By Nancy Plum
Princeton Symphony Orchestra continued its musical partnership with the Buskaid Soweto String Ensemble of South Africa this past week with a concert entitled Soulful and Scintillating Solos, launched Friday and running through the weekend. The Buskaid concert included works of classical composers Wolfgang Amadeus Mozart, Ernest Bloch, and Camille Saint-Saëns, along with American popular music and traditional South African selections. As with the first Soweto String Ensemble broadcast earlier this winter, the performance featured members of the Ensemble as instrumental and vocal soloists.
It is difficult to imagine that one of Mozart’s most iconic chamber works was composed as “background” music to an 18th-century social event, but that may well be the case with the popular Eine Kleine Nachtmusik. Composed in 1787, this four-movement work was likely intended by the composer as a notturno, a chamber piece played late at night at a social gathering. Mozart appears to have given the piece its famous subtitle to differentiate it from a serenade, played earlier in the evening. Regardless of the work’s genesis, the musical themes of Eine Kleine Nachtmusik have remained among Mozart’s most recognizable.

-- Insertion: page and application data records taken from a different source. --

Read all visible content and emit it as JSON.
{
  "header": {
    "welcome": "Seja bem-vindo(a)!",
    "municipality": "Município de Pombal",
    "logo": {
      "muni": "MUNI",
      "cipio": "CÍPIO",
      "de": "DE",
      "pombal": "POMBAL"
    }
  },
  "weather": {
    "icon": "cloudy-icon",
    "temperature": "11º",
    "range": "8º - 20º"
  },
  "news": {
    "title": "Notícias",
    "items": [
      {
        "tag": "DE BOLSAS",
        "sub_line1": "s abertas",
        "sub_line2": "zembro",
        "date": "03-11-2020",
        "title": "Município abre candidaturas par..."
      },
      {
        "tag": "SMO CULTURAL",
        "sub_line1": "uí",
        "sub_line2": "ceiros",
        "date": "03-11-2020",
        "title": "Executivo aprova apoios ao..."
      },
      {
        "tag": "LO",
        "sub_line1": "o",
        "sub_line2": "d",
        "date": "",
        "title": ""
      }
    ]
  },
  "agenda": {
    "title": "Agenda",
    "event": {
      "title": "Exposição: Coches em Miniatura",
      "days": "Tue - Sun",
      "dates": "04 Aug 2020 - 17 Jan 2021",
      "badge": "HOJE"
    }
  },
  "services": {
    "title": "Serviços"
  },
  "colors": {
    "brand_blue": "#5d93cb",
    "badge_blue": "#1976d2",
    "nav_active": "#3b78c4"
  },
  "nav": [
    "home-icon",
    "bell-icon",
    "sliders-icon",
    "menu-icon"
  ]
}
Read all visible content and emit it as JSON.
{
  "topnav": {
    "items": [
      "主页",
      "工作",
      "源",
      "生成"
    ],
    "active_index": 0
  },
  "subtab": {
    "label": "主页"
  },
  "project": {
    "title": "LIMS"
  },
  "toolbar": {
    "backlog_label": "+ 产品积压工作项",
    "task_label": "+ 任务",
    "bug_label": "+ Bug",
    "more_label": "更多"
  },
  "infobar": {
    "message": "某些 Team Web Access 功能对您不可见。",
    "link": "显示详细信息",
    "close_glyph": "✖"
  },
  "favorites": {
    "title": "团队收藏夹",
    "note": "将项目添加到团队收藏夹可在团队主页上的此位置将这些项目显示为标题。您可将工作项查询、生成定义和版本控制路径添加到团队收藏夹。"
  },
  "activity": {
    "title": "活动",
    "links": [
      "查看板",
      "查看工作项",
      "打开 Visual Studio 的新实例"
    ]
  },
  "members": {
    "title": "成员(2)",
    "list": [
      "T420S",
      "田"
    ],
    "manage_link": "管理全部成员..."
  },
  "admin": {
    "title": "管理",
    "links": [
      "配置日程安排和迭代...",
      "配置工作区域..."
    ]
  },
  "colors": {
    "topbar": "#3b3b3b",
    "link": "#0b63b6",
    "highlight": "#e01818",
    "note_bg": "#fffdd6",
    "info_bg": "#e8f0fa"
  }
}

Led by conductor Rosemary Nalden and playing from memory, the string players of the Buskaid Soweto String Ensemble played the first movement of Mozart’s Nachtmusik crisply and decisively, leaning into appoggiaturas and demonstrating graceful dynamic swells. Nalden provided effectively supple conducting gestures when required, and the players communicated well among themselves, showing that they had been playing together for a long time. This performance was taken from a 2019 archive, recorded (as were all the works on this program) in the Linder Auditorium of the Wits Education Campus in Johannesburg, South Africa. more